EXERCISE OBJECTIVE ::
In the records, each line holding "events" must be reported.

====== DATASET EXCERPTS ======

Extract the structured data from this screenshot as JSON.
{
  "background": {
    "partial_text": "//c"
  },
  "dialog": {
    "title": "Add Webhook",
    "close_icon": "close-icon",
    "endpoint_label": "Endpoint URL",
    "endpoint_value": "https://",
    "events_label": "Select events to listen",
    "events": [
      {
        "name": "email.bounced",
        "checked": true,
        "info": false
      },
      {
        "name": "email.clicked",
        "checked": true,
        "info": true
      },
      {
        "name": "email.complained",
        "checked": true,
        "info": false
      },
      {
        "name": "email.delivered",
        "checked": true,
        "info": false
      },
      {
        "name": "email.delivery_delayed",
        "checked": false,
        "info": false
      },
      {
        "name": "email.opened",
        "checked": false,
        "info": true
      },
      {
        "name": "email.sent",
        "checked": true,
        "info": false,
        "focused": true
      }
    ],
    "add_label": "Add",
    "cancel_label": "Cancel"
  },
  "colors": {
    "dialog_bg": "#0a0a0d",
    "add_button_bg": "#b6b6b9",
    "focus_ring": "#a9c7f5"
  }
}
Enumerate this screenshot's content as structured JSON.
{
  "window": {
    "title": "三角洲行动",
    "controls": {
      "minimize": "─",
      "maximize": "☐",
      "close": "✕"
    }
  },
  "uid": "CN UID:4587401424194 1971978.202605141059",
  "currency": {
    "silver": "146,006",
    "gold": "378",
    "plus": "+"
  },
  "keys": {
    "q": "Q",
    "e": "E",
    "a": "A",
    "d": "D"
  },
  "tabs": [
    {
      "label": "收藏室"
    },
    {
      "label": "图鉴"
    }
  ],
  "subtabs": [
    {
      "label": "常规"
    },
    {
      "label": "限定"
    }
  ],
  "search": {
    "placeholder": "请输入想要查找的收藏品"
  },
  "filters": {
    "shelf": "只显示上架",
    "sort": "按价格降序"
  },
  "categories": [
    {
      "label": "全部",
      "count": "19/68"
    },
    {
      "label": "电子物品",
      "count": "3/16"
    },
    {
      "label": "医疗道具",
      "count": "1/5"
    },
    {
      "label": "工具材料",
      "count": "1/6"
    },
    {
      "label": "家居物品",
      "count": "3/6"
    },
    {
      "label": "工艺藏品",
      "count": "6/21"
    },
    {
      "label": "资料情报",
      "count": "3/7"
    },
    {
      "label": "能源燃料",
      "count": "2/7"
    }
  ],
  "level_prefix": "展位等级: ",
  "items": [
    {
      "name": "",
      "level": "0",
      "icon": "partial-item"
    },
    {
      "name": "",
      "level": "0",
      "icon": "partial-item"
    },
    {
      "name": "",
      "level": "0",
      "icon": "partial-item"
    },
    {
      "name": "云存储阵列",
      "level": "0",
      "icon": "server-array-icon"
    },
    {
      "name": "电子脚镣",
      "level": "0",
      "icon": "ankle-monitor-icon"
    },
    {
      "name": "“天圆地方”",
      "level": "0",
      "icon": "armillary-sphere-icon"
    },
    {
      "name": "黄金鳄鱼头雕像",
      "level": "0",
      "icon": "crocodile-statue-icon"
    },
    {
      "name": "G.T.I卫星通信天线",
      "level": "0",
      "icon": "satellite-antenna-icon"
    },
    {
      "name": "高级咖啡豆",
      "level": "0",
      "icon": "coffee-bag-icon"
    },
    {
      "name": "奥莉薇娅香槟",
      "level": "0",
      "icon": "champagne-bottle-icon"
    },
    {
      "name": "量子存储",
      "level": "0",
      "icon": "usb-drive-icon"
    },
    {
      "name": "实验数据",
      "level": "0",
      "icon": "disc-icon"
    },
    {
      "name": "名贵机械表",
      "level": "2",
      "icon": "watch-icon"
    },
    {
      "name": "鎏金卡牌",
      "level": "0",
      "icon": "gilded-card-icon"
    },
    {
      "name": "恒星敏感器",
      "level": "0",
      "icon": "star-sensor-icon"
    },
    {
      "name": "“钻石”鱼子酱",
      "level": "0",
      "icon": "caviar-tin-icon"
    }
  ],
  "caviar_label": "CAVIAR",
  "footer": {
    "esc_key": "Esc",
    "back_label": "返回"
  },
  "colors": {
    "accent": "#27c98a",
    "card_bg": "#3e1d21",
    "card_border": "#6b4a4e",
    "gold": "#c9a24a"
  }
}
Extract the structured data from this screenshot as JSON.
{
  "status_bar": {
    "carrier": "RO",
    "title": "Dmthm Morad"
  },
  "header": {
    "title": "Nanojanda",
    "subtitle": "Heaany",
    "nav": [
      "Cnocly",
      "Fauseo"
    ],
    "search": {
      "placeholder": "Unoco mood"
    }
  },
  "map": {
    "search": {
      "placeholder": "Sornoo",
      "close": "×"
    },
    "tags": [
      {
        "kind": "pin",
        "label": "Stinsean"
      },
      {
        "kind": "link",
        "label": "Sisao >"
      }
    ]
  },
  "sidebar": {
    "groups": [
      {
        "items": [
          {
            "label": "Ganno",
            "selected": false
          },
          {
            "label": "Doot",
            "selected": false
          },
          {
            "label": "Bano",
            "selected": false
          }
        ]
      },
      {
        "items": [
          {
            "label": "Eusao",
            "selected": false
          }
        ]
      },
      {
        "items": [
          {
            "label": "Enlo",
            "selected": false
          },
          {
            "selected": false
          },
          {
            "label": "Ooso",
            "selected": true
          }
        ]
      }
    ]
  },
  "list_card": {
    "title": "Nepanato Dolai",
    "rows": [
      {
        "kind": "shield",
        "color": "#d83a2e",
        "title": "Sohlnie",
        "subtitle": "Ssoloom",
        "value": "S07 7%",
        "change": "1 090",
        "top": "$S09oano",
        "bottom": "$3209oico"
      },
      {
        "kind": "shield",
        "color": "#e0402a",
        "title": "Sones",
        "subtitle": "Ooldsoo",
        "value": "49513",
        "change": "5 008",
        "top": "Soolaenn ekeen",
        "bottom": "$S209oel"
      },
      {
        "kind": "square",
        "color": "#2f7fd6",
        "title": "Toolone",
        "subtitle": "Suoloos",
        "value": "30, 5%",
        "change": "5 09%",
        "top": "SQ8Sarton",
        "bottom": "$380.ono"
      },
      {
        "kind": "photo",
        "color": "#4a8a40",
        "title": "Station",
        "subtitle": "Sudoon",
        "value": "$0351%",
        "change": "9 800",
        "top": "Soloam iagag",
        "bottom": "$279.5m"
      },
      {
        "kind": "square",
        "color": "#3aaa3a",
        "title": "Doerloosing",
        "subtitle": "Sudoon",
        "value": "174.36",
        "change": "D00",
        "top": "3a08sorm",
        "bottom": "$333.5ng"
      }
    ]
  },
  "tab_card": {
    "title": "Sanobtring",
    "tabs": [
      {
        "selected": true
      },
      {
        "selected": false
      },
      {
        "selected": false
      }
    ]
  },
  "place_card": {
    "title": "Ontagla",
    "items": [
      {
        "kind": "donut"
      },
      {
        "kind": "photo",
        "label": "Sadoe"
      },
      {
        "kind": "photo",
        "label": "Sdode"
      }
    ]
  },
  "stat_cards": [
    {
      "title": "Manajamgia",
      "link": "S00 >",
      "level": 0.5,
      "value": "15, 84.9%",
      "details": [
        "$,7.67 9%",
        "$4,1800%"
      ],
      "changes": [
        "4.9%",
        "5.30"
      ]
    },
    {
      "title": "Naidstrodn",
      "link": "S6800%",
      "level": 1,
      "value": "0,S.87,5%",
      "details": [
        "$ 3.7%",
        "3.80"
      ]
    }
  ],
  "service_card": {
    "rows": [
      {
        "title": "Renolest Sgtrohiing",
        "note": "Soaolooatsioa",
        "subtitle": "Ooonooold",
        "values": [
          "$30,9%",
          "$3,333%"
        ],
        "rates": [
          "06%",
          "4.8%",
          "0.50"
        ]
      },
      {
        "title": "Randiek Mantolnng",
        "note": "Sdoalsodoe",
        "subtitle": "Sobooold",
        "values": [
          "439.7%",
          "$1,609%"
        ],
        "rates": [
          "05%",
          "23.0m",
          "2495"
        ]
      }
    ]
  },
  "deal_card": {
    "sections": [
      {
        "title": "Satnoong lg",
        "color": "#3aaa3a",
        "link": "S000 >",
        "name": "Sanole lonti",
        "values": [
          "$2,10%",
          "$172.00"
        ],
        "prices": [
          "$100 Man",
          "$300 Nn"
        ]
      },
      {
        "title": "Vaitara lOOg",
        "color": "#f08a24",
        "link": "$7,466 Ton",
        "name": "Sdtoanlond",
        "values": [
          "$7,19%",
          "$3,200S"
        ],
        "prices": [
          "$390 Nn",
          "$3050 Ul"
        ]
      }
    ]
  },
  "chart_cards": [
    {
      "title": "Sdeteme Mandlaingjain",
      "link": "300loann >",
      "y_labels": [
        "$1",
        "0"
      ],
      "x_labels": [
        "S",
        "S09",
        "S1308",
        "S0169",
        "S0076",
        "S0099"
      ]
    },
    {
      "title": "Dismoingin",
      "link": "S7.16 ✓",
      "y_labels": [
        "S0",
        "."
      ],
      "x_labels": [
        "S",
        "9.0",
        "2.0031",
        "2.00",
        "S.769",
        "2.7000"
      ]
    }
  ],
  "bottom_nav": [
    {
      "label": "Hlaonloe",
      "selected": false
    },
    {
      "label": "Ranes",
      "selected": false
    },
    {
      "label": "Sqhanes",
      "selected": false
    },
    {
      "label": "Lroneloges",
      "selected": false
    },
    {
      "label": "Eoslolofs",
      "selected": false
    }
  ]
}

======

SOLUTION FOR THIS EXERCISE ::
    "events_label": "Select events to listen",
    "events": [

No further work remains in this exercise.